[Opening Material for this task section]

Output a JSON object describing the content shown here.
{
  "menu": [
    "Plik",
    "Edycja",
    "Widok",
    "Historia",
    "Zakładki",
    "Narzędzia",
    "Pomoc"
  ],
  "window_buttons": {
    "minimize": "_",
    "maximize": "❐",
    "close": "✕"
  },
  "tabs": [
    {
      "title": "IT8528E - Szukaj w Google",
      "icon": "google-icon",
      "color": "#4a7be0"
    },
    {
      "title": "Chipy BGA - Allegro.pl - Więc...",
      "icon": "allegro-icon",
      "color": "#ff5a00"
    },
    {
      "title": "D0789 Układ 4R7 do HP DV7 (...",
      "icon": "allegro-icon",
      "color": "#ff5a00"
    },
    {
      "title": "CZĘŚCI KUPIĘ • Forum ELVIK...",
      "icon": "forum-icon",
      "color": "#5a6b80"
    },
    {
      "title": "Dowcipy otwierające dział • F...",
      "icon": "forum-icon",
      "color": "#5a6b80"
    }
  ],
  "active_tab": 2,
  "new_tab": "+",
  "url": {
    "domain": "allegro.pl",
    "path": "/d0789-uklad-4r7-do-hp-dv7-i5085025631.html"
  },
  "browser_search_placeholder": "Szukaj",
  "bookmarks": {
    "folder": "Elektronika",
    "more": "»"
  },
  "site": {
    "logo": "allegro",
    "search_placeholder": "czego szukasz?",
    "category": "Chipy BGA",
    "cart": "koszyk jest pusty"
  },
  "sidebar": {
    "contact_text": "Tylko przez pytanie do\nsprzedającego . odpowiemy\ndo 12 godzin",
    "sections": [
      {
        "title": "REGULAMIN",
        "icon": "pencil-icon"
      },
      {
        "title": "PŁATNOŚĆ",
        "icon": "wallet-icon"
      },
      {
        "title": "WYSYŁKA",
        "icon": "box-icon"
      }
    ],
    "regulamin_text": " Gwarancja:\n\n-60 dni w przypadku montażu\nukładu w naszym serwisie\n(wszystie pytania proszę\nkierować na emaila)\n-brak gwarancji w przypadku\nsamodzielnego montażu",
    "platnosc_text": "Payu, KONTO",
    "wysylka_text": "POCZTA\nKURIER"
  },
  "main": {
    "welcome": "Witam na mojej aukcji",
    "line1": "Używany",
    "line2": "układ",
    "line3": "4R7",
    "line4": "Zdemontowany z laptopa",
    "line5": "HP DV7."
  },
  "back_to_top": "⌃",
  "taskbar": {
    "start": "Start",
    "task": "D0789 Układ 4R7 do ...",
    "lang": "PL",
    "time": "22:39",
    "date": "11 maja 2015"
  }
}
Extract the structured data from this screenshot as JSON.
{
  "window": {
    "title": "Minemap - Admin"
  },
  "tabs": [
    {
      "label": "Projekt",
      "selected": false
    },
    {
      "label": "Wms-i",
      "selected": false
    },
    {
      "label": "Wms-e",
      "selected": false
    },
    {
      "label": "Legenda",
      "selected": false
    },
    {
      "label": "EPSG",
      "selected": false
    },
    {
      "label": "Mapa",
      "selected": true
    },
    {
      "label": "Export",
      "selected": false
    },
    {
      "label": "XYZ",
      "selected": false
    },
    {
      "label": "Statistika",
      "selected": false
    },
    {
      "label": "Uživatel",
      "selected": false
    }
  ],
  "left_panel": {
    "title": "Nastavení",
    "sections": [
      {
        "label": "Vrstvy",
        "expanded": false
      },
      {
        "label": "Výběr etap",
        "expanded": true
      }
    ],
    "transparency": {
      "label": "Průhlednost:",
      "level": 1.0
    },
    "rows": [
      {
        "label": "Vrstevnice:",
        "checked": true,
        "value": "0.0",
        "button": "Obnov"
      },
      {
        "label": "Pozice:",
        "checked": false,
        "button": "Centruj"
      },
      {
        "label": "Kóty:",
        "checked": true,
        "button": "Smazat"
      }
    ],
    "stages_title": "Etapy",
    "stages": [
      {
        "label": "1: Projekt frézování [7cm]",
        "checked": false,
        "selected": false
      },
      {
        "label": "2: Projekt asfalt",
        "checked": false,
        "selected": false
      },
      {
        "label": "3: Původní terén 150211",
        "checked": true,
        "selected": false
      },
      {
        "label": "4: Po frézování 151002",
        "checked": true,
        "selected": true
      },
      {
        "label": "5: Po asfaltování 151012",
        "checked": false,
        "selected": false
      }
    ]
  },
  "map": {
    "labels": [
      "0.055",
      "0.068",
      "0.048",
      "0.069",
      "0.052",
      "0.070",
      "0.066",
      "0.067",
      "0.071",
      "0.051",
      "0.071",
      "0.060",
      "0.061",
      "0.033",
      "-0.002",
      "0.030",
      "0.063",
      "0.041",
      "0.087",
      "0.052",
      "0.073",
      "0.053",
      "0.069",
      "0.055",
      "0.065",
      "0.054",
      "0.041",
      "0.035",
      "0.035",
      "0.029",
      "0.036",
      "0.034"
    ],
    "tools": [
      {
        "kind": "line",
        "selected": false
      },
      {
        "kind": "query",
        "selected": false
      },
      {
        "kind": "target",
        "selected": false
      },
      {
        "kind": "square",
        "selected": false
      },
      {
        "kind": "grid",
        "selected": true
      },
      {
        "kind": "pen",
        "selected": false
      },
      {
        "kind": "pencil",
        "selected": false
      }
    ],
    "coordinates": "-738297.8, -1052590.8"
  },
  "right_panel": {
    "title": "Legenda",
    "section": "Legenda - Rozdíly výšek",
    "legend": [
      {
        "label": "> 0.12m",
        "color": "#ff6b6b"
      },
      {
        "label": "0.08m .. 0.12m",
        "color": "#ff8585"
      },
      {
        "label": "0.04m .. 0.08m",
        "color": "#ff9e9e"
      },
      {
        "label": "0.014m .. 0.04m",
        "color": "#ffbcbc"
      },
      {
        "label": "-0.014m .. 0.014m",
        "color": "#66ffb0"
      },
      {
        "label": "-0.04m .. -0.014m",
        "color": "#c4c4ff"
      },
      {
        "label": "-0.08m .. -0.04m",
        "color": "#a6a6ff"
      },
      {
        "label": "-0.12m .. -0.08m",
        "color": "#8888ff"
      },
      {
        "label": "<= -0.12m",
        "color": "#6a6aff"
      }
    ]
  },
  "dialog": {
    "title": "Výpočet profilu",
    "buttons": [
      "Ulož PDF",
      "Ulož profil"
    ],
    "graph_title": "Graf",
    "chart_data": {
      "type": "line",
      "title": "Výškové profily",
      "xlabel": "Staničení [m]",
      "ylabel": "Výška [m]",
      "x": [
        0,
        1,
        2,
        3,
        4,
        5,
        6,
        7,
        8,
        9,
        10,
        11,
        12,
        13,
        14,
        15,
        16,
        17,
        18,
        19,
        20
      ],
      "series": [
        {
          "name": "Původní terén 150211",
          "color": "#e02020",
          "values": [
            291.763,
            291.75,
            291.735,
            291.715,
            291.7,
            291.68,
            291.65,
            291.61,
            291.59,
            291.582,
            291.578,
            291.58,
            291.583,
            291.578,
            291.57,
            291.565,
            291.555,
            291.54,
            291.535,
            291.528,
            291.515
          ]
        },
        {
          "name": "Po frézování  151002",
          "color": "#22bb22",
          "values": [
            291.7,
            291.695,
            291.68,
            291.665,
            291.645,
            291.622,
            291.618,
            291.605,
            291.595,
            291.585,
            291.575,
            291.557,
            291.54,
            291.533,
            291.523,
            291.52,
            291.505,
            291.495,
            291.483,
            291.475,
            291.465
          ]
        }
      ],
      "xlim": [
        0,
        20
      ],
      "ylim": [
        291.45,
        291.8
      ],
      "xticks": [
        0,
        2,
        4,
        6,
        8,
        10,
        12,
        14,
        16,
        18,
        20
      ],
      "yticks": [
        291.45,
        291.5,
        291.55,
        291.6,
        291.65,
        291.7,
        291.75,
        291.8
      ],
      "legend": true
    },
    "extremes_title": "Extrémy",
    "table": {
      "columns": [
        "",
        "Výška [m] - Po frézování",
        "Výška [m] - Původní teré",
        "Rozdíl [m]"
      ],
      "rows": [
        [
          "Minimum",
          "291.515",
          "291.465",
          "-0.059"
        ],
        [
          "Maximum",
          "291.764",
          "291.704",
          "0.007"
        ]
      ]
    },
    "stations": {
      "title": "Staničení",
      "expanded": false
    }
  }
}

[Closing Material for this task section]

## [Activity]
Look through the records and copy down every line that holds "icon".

## [Answer area]
      "icon": "google-icon",
      "icon": "allegro-icon",
      "icon": "allegro-icon",
      "icon": "forum-icon",
      "icon": "forum-icon",
        "icon": "pencil-icon"
        "icon": "wallet-icon"
        "icon": "box-icon"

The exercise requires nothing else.